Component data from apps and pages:

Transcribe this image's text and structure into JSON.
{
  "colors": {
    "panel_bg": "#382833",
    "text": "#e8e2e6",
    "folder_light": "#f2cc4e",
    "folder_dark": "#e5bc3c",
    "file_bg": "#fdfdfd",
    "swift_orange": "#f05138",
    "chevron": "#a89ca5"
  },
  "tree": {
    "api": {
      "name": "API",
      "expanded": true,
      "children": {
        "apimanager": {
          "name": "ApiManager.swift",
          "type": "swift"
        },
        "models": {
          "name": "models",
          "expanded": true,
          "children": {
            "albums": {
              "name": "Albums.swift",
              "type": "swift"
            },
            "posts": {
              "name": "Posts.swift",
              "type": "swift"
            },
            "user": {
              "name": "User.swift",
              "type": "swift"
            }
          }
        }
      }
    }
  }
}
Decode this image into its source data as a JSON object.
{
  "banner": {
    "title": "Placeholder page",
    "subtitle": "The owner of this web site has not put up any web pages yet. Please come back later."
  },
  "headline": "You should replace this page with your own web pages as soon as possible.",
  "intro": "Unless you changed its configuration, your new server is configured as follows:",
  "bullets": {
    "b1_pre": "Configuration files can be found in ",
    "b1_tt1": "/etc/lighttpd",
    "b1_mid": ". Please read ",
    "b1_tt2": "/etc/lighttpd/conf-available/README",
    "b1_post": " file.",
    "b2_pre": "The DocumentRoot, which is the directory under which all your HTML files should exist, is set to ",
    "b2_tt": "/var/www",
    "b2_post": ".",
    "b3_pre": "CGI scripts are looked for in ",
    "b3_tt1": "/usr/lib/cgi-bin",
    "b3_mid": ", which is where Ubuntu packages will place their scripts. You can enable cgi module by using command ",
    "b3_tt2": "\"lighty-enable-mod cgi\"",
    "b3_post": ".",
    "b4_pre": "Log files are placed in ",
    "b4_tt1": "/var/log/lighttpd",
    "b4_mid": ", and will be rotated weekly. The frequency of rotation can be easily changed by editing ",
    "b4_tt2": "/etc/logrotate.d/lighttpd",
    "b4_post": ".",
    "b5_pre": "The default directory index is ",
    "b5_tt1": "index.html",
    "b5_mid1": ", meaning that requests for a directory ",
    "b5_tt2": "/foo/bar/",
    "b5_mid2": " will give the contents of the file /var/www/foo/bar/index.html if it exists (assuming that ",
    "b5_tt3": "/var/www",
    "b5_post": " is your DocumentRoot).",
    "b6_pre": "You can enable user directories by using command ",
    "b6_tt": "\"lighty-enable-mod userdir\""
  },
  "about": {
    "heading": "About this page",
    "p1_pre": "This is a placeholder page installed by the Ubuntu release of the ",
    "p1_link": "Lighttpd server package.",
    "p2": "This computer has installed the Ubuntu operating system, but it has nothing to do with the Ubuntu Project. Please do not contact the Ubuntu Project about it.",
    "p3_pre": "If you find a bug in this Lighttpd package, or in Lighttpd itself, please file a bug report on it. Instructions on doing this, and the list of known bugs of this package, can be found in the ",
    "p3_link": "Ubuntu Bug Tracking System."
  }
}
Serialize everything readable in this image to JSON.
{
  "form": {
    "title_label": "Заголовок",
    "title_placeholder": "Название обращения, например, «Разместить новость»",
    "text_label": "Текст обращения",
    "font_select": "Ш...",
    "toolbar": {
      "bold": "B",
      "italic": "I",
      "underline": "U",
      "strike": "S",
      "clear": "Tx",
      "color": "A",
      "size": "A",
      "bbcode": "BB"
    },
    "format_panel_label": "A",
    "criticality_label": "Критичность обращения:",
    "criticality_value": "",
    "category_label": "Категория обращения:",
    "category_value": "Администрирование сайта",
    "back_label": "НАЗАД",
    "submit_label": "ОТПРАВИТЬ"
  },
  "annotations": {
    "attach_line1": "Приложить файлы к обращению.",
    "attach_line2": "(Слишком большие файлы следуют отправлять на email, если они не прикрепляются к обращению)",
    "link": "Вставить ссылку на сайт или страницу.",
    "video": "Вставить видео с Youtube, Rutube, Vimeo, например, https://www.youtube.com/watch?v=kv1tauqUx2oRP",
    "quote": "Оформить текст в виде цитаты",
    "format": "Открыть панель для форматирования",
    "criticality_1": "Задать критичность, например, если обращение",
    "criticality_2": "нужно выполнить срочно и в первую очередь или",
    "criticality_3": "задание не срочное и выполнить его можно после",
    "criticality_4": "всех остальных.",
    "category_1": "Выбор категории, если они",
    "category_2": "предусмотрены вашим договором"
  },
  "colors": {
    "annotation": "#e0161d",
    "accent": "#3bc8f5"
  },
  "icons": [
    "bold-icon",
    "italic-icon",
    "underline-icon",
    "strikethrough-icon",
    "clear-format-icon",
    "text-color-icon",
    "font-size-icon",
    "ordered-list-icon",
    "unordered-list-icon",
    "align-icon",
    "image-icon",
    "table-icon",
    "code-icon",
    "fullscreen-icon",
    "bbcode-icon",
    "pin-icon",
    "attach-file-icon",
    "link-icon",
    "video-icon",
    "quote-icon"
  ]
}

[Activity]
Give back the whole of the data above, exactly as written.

[Reply]
Transcribe this image's text and structure into JSON.
{
  "colors": {
    "panel_bg": "#382833",
    "text": "#e8e2e6",
    "folder_light": "#f2cc4e",
    "folder_dark": "#e5bc3c",
    "file_bg": "#fdfdfd",
    "swift_orange": "#f05138",
    "chevron": "#a89ca5"
  },
  "tree": {
    "api": {
      "name": "API",
      "expanded": true,
      "children": {
        "apimanager": {
          "name": "ApiManager.swift",
          "type": "swift"
        },
        "models": {
          "name": "models",
          "expanded": true,
          "children": {
            "albums": {
              "name": "Albums.swift",
              "type": "swift"
            },
            "posts": {
              "name": "Posts.swift",
              "type": "swift"
            },
            "user": {
              "name": "User.swift",
              "type": "swift"
            }
          }
        }
      }
    }
  }
}
Decode this image into its source data as a JSON object.
{
  "banner": {
    "title": "Placeholder page",
    "subtitle": "The owner of this web site has not put up any web pages yet. Please come back later."
  },
  "headline": "You should replace this page with your own web pages as soon as possible.",
  "intro": "Unless you changed its configuration, your new server is configured as follows:",
  "bullets": {
    "b1_pre": "Configuration files can be found in ",
    "b1_tt1": "/etc/lighttpd",
    "b1_mid": ". Please read ",
    "b1_tt2": "/etc/lighttpd/conf-available/README",
    "b1_post": " file.",
    "b2_pre": "The DocumentRoot, which is the directory under which all your HTML files should exist, is set to ",
    "b2_tt": "/var/www",
    "b2_post": ".",
    "b3_pre": "CGI scripts are looked for in ",
    "b3_tt1": "/usr/lib/cgi-bin",
    "b3_mid": ", which is where Ubuntu packages will place their scripts. You can enable cgi module by using command ",
    "b3_tt2": "\"lighty-enable-mod cgi\"",
    "b3_post": ".",
    "b4_pre": "Log files are placed in ",
    "b4_tt1": "/var/log/lighttpd",
    "b4_mid": ", and will be rotated weekly. The frequency of rotation can be easily changed by editing ",
    "b4_tt2": "/etc/logrotate.d/lighttpd",
    "b4_post": ".",
    "b5_pre": "The default directory index is ",
    "b5_tt1": "index.html",
    "b5_mid1": ", meaning that requests for a directory ",
    "b5_tt2": "/foo/bar/",
    "b5_mid2": " will give the contents of the file /var/www/foo/bar/index.html if it exists (assuming that ",
    "b5_tt3": "/var/www",
    "b5_post": " is your DocumentRoot).",
    "b6_pre": "You can enable user directories by using command ",
    "b6_tt": "\"lighty-enable-mod userdir\""
  },
  "about": {
    "heading": "About this page",
    "p1_pre": "This is a placeholder page installed by the Ubuntu release of the ",
    "p1_link": "Lighttpd server package.",
    "p2": "This computer has installed the Ubuntu operating system, but it has nothing to do with the Ubuntu Project. Please do not contact the Ubuntu Project about it.",
    "p3_pre": "If you find a bug in this Lighttpd package, or in Lighttpd itself, please file a bug report on it. Instructions on doing this, and the list of known bugs of this package, can be found in the ",
    "p3_link": "Ubuntu Bug Tracking System."
  }
}
Serialize everything readable in this image to JSON.
{
  "form": {
    "title_label": "Заголовок",
    "title_placeholder": "Название обращения, например, «Разместить новость»",
    "text_label": "Текст обращения",
    "font_select": "Ш...",
    "toolbar": {
      "bold": "B",
      "italic": "I",
      "underline": "U",
      "strike": "S",
      "clear": "Tx",
      "color": "A",
      "size": "A",
      "bbcode": "BB"
    },
    "format_panel_label": "A",
    "criticality_label": "Критичность обращения:",
    "criticality_value": "",
    "category_label": "Категория обращения:",
    "category_value": "Администрирование сайта",
    "back_label": "НАЗАД",
    "submit_label": "ОТПРАВИТЬ"
  },
  "annotations": {
    "attach_line1": "Приложить файлы к обращению.",
    "attach_line2": "(Слишком большие файлы следуют отправлять на email, если они не прикрепляются к обращению)",
    "link": "Вставить ссылку на сайт или страницу.",
    "video": "Вставить видео с Youtube, Rutube, Vimeo, например, https://www.youtube.com/watch?v=kv1tauqUx2oRP",
    "quote": "Оформить текст в виде цитаты",
    "format": "Открыть панель для форматирования",
    "criticality_1": "Задать критичность, например, если обращение",
    "criticality_2": "нужно выполнить срочно и в первую очередь или",
    "criticality_3": "задание не срочное и выполнить его можно после",
    "criticality_4": "всех остальных.",
    "category_1": "Выбор категории, если они",
    "category_2": "предусмотрены вашим договором"
  },
  "colors": {
    "annotation": "#e0161d",
    "accent": "#3bc8f5"
  },
  "icons": [
    "bold-icon",
    "italic-icon",
    "underline-icon",
    "strikethrough-icon",
    "clear-format-icon",
    "text-color-icon",
    "font-size-icon",
    "ordered-list-icon",
    "unordered-list-icon",
    "align-icon",
    "image-icon",
    "table-icon",
    "code-icon",
    "fullscreen-icon",
    "bbcode-icon",
    "pin-icon",
    "attach-file-icon",
    "link-icon",
    "video-icon",
    "quote-icon"
  ]
}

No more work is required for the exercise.